22 & 23 Car. II. c. 9, s. 136 (1670); below, p. 461.
21 James I, c. 16 (1624); below, p. 495.
Below, pp. 461-462; this resulted from the act of 1670.
So, too, the Court of the Common Weal, below, p. 183.
27 Hen. VIII, c. 27.
On the Court of Duchy Chamber, see Holdsworth, i. 116 and R. Somerville, The Duchy of Lancaster Council and Court of Duchy Chamber, Transactions of the Royal Historical Society (1941), 159.
32 Hen. VIII, c. 45.
32 Hen. VIII, c. 46. By 33 Hen. VIII, c. 22, it became the Court of Wards and Liveries. Its history is admirably told in H. E. Bell, History and Records of the Court of Wards and Liveries (1953).
Auditor Curle’s Case, 11 Rep. 2 b.
33 Hen. VIII, c. 39. In establishing this court, Henry VIII seems to have been developing the curious office of “Surveyor of the King’s Prerogative” which his father created in 1508; Calendar of Patent Rolls, 1494-1509, 591.
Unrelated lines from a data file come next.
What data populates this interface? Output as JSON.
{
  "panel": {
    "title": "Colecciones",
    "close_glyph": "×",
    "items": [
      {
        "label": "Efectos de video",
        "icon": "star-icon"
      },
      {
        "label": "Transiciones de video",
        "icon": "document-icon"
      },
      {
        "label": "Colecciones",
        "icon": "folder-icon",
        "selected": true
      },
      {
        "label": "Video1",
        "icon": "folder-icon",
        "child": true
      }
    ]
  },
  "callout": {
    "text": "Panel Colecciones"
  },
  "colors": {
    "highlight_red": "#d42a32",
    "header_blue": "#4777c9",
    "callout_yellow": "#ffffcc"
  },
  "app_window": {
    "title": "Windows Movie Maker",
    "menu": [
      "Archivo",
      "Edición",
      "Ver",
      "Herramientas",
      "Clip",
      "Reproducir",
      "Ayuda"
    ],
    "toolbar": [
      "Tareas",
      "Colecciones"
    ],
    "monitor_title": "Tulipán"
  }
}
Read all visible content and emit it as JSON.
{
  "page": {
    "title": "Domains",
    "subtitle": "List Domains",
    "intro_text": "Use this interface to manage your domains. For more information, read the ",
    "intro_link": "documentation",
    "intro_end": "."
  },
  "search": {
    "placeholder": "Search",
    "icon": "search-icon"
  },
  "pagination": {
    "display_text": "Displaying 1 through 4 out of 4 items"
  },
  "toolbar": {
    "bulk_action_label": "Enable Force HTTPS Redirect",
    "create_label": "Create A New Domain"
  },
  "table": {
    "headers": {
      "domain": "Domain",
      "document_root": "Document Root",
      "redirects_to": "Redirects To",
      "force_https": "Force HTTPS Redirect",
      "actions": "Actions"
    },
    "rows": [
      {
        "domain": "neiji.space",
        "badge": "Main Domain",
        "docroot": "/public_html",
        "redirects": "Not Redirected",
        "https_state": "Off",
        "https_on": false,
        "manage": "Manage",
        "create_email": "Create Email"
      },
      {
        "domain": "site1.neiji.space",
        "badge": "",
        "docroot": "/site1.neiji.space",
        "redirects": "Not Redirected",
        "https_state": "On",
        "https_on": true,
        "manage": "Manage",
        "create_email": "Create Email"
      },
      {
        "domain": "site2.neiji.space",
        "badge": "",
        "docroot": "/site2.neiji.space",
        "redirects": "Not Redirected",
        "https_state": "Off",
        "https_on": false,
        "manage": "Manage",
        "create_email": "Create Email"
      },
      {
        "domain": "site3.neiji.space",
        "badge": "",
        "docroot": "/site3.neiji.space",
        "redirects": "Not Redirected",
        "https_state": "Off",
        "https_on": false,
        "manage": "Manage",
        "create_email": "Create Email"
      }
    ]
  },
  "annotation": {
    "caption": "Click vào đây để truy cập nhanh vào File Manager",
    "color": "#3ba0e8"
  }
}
Holdsworth, ix. 35.
Hardres, 465 (1668).
14 S.T. 1 (1690-1700).
A few extracts from the many statutes erecting and modifying these courts can be seen in Tanner, Tudor Constitutional Documents; for a general account of them, it is still necessary to consult Reeves, iii. 293-300. They are entitled to be called common law courts, although they were organised on the plan of Chancery, for it was from the common law side of Chancery and the revenue side of the Exchequer that they drew their inspiration.
7 Edw. VI, c. 3 (1553).
Reeves, History of the English Law (ed. Finlayson), iii. 296-297.